Across the listing below, how many lines contain the string "chrome"? Only the number is needed.

[[ SOURCE RECORDS open ]]

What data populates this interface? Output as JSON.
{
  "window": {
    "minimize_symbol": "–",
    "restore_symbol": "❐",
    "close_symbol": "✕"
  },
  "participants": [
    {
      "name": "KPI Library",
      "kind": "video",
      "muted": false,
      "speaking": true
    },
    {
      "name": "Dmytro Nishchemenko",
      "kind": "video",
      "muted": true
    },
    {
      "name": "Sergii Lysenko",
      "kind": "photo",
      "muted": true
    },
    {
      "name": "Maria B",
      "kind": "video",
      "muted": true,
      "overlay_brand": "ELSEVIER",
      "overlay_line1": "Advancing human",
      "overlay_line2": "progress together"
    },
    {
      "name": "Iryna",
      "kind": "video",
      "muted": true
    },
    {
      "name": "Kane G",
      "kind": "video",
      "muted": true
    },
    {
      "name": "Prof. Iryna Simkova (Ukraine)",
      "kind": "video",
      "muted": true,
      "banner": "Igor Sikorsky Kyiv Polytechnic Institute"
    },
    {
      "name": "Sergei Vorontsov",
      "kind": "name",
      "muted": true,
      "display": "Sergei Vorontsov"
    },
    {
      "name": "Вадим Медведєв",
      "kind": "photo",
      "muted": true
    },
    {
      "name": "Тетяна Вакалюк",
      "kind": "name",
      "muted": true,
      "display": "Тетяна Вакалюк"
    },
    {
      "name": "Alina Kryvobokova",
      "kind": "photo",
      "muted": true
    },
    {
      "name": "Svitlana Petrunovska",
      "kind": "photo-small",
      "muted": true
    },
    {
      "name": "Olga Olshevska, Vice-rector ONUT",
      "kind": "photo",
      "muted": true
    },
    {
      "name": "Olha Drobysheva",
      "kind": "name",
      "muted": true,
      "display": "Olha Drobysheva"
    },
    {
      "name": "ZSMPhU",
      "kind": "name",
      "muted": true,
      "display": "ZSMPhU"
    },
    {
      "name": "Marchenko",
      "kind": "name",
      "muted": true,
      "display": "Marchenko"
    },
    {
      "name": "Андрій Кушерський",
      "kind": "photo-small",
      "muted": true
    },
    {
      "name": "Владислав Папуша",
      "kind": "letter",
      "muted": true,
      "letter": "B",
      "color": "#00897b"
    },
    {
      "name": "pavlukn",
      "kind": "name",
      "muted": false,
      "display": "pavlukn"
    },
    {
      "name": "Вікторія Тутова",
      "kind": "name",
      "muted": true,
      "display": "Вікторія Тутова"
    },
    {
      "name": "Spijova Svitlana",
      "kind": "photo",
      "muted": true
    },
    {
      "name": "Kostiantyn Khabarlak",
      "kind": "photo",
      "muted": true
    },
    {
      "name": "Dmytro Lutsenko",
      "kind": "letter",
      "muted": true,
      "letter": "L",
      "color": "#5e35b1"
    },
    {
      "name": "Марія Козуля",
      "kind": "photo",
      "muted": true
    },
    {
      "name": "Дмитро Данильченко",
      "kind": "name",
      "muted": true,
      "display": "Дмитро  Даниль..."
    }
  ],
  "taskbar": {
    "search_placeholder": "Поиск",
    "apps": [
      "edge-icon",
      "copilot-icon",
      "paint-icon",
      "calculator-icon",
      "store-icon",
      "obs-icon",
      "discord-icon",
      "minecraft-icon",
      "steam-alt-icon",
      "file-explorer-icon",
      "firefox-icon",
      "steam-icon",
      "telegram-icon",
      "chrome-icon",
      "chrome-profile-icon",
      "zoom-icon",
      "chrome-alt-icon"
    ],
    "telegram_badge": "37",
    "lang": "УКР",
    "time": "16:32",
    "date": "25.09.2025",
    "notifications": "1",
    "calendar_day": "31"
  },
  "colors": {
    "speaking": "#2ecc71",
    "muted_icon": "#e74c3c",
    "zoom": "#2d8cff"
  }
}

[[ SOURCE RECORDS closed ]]

EXPECTED ANSWER. 3